### EXTRACTED MATERIAL
********
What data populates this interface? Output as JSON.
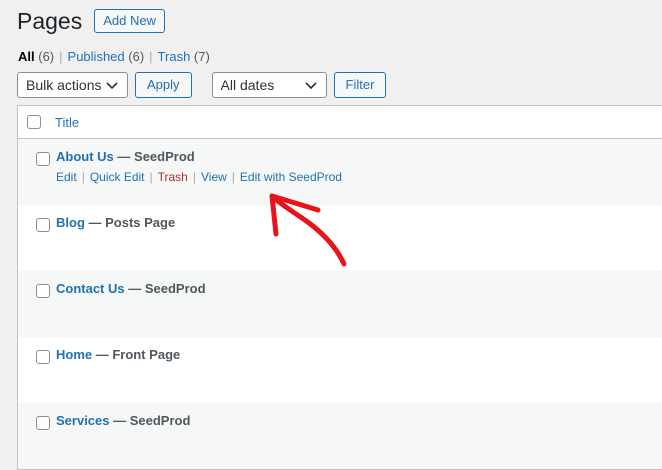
{
  "header": {
    "title": "Pages",
    "add_new": "Add New"
  },
  "views": {
    "all_label": "All",
    "all_count": "(6)",
    "published_label": "Published",
    "published_count": "(6)",
    "trash_label": "Trash",
    "trash_count": "(7)"
  },
  "filters": {
    "bulk_actions": "Bulk actions",
    "apply": "Apply",
    "dates": "All dates",
    "filter": "Filter"
  },
  "table": {
    "column_title": "Title",
    "rows": [
      {
        "name": "About Us",
        "state": "— SeedProd"
      },
      {
        "name": "Blog",
        "state": "— Posts Page"
      },
      {
        "name": "Contact Us",
        "state": "— SeedProd"
      },
      {
        "name": "Home",
        "state": "— Front Page"
      },
      {
        "name": "Services",
        "state": "— SeedProd"
      }
    ],
    "row_actions": {
      "edit": "Edit",
      "quick_edit": "Quick Edit",
      "trash": "Trash",
      "view": "View",
      "edit_seedprod": "Edit with SeedProd"
    }
  },
  "annotation": {
    "arrow_color": "#e8131b"
  }
}
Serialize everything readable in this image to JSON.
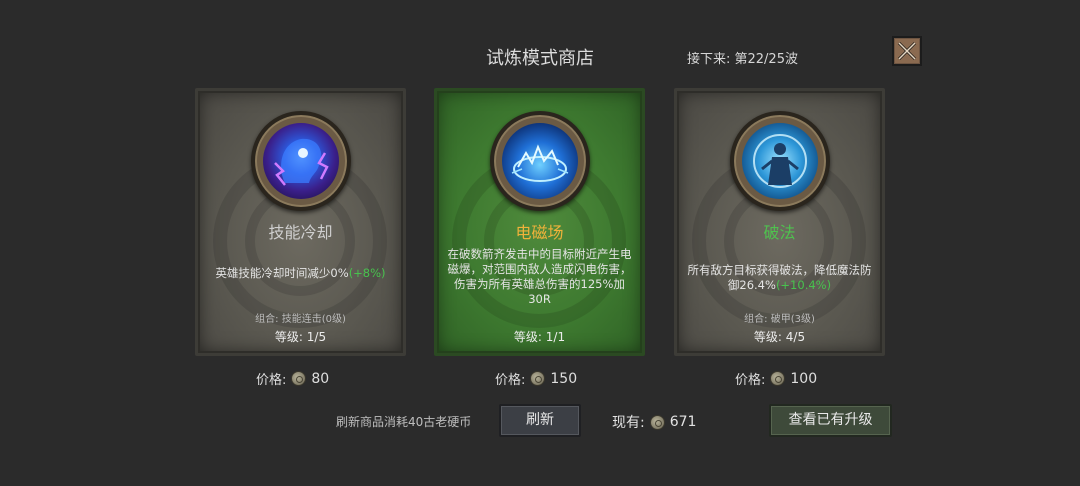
{
  "header": {
    "title": "试炼模式商店",
    "wave_text": "接下来: 第22/25波"
  },
  "cards": [
    {
      "icon": "mind-lightning-icon",
      "name": "技能冷却",
      "name_color": "#cfcfcf",
      "desc": "英雄技能冷却时间减少0%",
      "bonus": "(+8%)",
      "combo": "组合: 技能连击(0级)",
      "level": "等级: 1/5",
      "price_label": "价格:",
      "price": "80",
      "selected": false
    },
    {
      "icon": "electric-field-icon",
      "name": "电磁场",
      "name_color": "#f0b23a",
      "desc": "在破数箭齐发击中的目标附近产生电磁爆，对范围内敌人造成闪电伤害，伤害为所有英雄总伤害的125%加30R",
      "bonus": "",
      "combo": "",
      "level": "等级: 1/1",
      "price_label": "价格:",
      "price": "150",
      "selected": true
    },
    {
      "icon": "dispel-mage-icon",
      "name": "破法",
      "name_color": "#4fc24f",
      "desc": "所有敌方目标获得破法，降低魔法防御26.4%",
      "bonus": "(+10.4%)",
      "combo": "组合: 破甲(3级)",
      "level": "等级: 4/5",
      "price_label": "价格:",
      "price": "100",
      "selected": false
    }
  ],
  "footer": {
    "refresh_cost_text": "刷新商品消耗40古老硬币",
    "refresh_label": "刷新",
    "owned_label": "现有:",
    "owned_value": "671",
    "view_upgrades_label": "查看已有升级"
  }
}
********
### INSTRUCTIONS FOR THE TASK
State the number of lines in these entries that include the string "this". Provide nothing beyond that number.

### FINAL ANSWER
2